The following day we headed to Jeonju (전주시), the capital of North Jeolla province located in the southwestern part of the Korean peninsula.
In the past, the area that included Jeonju was part of the Baekje kingdom and founded in 57 B.C. Our tour guide took us to the Jeonju Hanok Village (전주한옥마을), where Yi Seok, the last prince of the Joseon dynasty resided. The village itself is comprised of 800 traditional Korean houses and blends well with the modern buildings in the background. One can easily wander around the alleyways and discover various sights and delights, including a museum about the production of rice wine and rice cakes as well as the history of the village; and beautiful mural art.
Ancient Tombs in Songsan-ri – Royal Tomb of King Muryeong (무령왕릉)
Gongju National Museum (국립공주박물관)
Gongsanseong Fortress (공산성)

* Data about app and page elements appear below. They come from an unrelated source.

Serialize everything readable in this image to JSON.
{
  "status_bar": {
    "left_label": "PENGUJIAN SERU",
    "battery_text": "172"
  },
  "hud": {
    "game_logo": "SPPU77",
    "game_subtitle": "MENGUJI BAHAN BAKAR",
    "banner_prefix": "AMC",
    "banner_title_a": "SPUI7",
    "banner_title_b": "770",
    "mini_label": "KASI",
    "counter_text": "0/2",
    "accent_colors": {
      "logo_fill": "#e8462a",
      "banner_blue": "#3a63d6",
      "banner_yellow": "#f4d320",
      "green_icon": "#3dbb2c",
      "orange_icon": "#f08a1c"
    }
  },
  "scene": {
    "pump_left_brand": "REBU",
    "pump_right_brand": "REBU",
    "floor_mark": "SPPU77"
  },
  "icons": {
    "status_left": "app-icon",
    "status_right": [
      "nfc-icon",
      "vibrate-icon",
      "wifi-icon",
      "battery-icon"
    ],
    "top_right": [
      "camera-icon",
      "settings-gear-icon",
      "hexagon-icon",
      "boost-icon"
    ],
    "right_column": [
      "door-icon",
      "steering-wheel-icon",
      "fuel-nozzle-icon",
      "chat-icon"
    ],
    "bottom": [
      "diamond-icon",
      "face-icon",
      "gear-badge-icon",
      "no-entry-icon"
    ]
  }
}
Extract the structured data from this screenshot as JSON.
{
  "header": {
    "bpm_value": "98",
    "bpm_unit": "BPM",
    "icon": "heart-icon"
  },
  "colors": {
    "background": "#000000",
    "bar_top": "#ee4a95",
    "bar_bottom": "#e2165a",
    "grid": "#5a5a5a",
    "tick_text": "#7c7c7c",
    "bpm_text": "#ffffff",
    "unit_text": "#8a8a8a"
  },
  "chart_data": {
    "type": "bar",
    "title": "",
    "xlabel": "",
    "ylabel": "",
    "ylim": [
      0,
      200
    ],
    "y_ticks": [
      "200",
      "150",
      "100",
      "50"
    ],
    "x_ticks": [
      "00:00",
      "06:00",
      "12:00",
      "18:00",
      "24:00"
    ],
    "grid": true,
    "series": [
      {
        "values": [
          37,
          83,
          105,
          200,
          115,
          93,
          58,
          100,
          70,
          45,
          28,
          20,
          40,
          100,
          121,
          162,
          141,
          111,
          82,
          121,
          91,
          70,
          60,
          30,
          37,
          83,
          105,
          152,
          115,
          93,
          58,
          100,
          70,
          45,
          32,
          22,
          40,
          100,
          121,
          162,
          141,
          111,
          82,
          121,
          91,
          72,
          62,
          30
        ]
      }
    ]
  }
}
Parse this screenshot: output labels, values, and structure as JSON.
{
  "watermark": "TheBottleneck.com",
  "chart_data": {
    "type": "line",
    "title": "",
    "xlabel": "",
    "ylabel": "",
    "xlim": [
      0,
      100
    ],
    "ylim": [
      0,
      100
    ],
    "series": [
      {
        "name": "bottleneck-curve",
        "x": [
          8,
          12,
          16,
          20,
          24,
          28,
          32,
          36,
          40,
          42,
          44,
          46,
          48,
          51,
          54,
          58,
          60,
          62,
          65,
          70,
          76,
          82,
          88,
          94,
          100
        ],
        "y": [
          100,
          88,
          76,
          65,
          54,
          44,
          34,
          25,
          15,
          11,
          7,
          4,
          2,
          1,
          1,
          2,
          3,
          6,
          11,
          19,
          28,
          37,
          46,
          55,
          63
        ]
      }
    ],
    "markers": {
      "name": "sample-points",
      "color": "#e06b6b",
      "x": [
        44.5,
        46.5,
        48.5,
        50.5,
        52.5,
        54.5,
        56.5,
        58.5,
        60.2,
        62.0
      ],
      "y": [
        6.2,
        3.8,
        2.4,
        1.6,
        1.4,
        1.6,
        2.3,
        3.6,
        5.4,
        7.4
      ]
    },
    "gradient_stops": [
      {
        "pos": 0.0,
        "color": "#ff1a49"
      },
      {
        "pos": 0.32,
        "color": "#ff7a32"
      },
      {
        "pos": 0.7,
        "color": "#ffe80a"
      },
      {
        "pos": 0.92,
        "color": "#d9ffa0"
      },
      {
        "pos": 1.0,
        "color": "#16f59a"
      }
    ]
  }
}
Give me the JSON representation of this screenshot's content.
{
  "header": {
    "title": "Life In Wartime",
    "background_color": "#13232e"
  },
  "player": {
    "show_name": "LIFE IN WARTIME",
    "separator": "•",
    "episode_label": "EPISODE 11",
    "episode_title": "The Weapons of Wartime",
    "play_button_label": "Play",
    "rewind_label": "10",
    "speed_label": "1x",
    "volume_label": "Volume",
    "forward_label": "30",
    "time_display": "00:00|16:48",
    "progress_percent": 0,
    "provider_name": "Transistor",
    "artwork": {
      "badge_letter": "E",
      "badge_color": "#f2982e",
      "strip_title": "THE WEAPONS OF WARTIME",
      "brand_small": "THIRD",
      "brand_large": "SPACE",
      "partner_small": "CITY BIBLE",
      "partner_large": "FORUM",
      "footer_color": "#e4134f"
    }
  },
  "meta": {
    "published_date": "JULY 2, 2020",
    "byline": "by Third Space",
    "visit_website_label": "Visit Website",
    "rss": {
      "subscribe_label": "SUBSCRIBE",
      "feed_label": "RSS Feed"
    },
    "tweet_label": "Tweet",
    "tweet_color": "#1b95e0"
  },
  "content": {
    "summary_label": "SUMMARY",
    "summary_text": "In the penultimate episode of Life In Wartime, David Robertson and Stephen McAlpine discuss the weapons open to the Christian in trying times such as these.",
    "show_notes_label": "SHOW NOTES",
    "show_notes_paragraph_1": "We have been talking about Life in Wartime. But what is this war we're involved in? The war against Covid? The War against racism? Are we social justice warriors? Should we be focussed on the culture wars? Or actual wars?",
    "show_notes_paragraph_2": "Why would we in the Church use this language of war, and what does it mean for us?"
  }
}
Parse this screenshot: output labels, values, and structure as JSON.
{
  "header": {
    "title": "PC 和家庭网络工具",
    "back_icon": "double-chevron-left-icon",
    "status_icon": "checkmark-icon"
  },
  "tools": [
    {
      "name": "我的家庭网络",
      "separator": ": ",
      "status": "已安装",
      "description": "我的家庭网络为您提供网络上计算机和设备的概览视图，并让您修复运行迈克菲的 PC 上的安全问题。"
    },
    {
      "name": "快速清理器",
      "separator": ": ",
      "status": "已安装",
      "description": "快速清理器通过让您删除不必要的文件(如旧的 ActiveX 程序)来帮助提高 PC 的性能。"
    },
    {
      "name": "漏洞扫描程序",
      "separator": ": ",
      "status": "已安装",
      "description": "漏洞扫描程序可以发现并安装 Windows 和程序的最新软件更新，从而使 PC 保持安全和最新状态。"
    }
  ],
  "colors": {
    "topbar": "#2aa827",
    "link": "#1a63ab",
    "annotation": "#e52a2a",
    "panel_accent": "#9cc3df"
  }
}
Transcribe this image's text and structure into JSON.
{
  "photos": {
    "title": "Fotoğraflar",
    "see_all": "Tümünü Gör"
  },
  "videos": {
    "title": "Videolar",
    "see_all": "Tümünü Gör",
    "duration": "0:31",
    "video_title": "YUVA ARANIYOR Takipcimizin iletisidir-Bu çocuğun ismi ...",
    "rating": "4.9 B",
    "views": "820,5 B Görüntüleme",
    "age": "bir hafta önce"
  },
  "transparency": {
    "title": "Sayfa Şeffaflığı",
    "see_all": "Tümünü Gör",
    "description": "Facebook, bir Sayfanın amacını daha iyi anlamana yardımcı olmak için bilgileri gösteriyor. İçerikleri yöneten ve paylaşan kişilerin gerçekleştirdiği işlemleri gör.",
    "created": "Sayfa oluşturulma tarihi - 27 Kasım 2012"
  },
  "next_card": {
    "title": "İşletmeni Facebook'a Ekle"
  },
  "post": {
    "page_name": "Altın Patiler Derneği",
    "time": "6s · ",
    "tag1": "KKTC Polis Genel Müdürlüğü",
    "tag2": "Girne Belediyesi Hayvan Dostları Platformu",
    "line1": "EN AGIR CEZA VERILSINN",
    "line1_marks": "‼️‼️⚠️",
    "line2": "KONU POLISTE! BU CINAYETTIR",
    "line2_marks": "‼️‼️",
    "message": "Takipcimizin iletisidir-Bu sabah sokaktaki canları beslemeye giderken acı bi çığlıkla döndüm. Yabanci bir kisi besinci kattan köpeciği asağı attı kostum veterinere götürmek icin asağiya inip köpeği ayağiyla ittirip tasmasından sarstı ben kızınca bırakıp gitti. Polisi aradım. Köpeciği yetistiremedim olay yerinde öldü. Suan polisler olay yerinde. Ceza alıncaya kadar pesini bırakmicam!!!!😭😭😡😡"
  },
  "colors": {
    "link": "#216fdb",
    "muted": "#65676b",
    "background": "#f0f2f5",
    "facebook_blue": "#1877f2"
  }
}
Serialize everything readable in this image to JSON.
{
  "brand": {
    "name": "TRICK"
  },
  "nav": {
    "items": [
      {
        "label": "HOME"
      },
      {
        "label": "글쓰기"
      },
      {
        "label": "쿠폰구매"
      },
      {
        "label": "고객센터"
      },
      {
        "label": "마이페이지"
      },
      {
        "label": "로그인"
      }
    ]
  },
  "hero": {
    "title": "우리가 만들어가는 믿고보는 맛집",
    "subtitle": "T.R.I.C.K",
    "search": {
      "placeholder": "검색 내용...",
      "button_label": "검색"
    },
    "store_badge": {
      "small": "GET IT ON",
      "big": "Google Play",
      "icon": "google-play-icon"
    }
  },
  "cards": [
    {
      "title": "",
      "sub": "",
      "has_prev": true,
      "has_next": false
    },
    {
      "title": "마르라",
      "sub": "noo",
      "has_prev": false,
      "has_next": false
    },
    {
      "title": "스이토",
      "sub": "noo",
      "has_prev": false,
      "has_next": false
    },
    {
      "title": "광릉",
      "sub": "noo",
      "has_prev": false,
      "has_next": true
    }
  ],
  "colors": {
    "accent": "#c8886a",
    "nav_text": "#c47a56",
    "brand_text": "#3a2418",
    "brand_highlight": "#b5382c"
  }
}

After enjoying the splendors of Seoul, we joined the next tour that explored the western part of Korea, starting in Gongju (공주시) city located in the eastern part of Chungcheongnam-do (South Chungcheong) Province. Gongju (previously named Ungjin) was the ancient capital of the Baekje kingdom during 475-538 A.D. The city lies on the banks of the Geumgang River and is surrounded by two beautiful mountain ranges: Charyeongsan Mountain Range in the north and Gyeryongsan Mountain in the southeast.
Huddled in the mountains are various historical sites related to the Baekje kingdom. Our first stop was Magoksa Temple (마곡사), the main temple of the 6th diocese of the Jogye order of Buddhism in Korea. Founded in 643 by Precepts Master Jajang under the patronage of Queen Seondeok, the temple is a charming sight, especially in the spring and autumn.
The Taehwacheon Stream flows in front of the temple, giving the temple grounds a peaceful atmosphere. It is speculated that the name of this temple was dedicated to the preceptor monk, Magok Bocheol, who had attracted crowds of visitors to this temple in ancient times.
During the Joseon (조선) dynasty (1392-1910), Yi Seong-gye established his capital in Hanyang (modern-day Seoul서울) and brought forth a dynasty that would last more than 500 years; this led to many cultural, scientific, and technological achievements that would define Korean history.
Seoul, today, is home to one-fifth of the country’s population (about 9.8 million) and has remained South Korea’s capital since its founding. Its sprawling metropolis is divided into 25 districts, but it can be visualized as two halves: north and south of the Han River (Hangang). Our guided tour primarily focused on the districts north of the Han River.
We arrived in Seoul on October 5th from Tokyo, Japan. Upon our arrival, we were greeted by a Hanatour driver, who took us to the Center Mark hotel. After refreshing ourselves, we explored the city on our own that same evening.
Our guided tour began on October 6th at Gwanghwamun Square (광화문광장) that enshrines a statue of King Sejong the Great, the fourth ruler of the Joseon dynasty and founder of Hangul—the Korean writing system. The Square was the center of the tumultuous history of South Korea; from the March 1st Independence Movement to civil revolution against the Japanese annexation of Korea to celebration of the Candlelight Culture Festival, the Square withstood these changes and represents the Korean spirit of democracy.
During my visit to South Korea on October 5 to 13, 2017, I had the pleasure of going with my family on a guided tour from Hanatour. We explored Seoul, and then traveled to the western part of Korea and to Jeju Island.